What is expected:
Find and copy each line of the records where the string "blog" shows up.

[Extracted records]
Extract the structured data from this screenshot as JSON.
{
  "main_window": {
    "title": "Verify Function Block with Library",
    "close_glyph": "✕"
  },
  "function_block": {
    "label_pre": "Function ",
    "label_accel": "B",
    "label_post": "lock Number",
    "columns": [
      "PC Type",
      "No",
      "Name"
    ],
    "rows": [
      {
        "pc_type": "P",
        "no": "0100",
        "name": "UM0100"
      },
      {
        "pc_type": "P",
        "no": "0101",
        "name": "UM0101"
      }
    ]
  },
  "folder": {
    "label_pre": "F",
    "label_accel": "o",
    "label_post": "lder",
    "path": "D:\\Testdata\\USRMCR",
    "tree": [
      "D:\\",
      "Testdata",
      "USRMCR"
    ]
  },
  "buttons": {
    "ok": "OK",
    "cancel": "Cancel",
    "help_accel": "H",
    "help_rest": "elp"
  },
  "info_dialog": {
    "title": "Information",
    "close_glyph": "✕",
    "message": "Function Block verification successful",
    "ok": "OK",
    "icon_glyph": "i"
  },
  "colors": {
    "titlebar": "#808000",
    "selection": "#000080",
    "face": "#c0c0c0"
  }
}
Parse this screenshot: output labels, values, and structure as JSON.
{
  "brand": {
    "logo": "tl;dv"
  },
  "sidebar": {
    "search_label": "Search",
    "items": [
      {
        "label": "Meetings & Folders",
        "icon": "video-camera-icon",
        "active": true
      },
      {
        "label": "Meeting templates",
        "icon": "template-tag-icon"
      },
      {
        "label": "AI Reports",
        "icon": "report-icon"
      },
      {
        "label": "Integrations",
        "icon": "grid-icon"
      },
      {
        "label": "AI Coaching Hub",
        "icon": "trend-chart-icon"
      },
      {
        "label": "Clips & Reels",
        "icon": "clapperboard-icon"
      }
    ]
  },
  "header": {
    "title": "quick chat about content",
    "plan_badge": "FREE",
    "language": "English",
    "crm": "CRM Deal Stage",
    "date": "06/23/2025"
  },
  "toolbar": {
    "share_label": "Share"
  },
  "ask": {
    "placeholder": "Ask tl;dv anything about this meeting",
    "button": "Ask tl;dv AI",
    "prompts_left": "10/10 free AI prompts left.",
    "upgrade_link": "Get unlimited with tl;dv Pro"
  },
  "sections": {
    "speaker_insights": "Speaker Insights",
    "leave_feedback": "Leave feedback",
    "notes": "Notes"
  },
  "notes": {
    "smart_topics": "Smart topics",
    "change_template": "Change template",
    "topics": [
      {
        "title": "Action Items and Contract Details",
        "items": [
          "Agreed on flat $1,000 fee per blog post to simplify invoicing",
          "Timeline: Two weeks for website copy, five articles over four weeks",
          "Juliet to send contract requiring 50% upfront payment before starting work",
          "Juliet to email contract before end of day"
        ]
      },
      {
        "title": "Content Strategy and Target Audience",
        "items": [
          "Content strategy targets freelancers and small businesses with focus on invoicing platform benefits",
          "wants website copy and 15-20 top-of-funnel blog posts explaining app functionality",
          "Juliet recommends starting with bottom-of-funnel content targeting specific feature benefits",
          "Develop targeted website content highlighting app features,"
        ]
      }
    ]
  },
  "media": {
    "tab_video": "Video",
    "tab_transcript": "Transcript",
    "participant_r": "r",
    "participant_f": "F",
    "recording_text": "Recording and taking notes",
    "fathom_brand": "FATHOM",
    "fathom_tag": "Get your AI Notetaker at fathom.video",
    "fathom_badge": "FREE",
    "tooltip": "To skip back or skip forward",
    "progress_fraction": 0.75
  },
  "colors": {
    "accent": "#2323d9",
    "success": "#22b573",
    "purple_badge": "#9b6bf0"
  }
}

Exercise solution:
          "Agreed on flat $1,000 fee per blog post to simplify invoicing",
          "wants website copy and 15-20 top-of-funnel blog posts explaining app functionality",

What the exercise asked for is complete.